▸ What you will do: Only the lines that contain the string "heading" belong in the answer; pull them from the records.

===

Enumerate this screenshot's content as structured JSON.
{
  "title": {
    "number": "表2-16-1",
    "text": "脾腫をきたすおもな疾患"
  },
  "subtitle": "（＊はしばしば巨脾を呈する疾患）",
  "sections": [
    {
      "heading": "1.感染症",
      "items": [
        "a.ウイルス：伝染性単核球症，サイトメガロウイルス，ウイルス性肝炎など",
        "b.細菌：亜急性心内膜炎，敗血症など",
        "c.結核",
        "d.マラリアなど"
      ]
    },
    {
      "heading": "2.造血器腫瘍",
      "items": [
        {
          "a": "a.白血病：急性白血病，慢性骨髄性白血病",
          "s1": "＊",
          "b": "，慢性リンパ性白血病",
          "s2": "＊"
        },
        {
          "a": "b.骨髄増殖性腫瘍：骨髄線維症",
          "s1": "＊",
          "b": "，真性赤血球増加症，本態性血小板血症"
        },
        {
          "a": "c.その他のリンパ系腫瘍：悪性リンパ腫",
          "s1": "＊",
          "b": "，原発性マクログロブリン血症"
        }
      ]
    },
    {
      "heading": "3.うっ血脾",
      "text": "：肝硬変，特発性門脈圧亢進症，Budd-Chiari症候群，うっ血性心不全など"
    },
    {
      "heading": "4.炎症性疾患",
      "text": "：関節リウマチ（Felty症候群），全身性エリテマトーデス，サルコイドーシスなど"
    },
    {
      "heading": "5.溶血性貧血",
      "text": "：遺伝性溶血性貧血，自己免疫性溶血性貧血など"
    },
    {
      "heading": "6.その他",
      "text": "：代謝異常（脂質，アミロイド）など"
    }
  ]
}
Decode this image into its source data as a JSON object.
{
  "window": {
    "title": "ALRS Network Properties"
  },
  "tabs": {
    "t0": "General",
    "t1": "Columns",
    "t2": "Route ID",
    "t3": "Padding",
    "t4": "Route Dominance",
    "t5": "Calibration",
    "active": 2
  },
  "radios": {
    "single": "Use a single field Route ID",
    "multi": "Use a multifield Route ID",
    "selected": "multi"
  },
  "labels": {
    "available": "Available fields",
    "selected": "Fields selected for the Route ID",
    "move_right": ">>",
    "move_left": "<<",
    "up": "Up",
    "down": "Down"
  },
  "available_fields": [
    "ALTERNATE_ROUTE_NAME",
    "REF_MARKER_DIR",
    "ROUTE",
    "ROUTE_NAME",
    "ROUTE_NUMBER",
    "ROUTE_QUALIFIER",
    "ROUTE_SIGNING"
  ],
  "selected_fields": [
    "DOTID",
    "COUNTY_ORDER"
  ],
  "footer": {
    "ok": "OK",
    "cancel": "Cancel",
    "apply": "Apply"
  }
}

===

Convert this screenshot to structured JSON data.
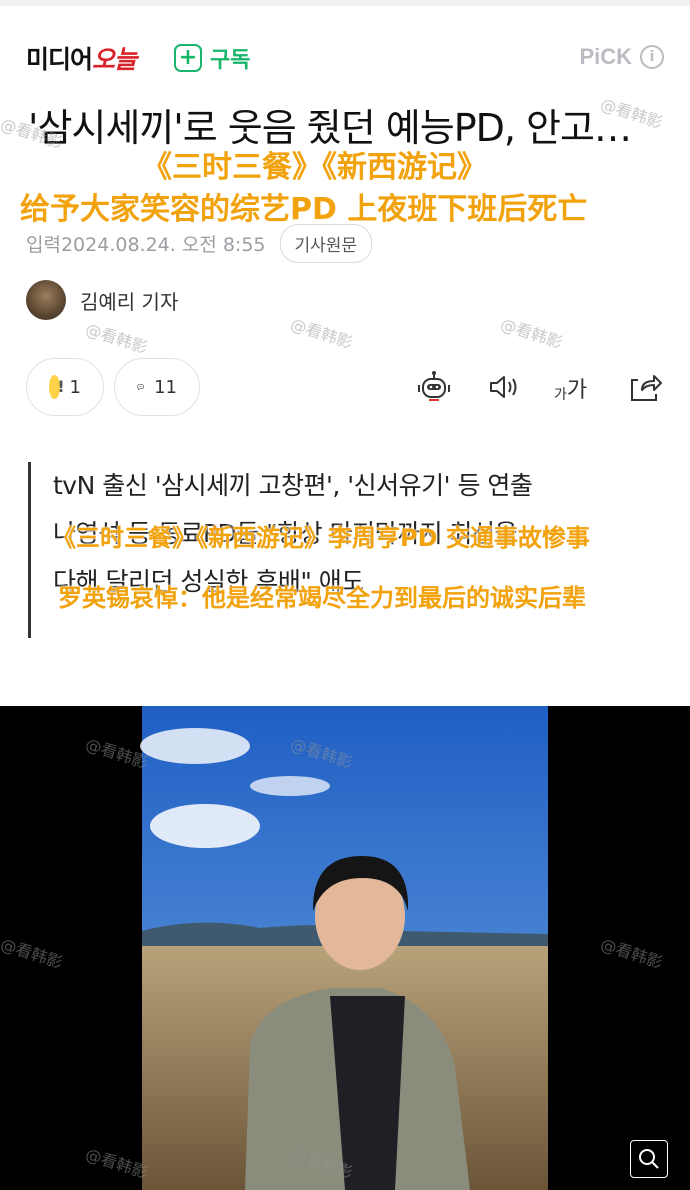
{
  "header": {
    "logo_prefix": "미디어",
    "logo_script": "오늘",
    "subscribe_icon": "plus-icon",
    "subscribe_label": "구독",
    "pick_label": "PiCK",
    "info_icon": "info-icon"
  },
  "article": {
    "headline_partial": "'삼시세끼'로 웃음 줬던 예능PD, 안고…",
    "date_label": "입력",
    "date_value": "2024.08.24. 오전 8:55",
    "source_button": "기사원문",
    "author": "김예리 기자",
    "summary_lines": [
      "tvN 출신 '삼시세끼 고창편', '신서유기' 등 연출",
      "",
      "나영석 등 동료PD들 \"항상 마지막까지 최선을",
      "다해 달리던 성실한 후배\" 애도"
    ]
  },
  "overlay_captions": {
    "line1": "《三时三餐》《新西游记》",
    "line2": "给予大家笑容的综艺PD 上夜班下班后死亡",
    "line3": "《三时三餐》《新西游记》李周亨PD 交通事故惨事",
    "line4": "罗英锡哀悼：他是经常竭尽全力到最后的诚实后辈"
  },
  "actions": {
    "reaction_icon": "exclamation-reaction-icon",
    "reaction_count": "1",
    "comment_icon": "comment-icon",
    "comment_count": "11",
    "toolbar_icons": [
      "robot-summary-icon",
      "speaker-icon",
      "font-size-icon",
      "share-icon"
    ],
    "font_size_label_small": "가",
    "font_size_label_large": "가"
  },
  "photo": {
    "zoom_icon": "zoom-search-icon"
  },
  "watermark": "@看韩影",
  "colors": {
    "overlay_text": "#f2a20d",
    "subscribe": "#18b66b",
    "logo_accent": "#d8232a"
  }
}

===

▸ The answer:
      "heading": "1.感染症",
      "heading": "2.造血器腫瘍",
      "heading": "3.うっ血脾",
      "heading": "4.炎症性疾患",
      "heading": "5.溶血性貧血",
      "heading": "6.その他",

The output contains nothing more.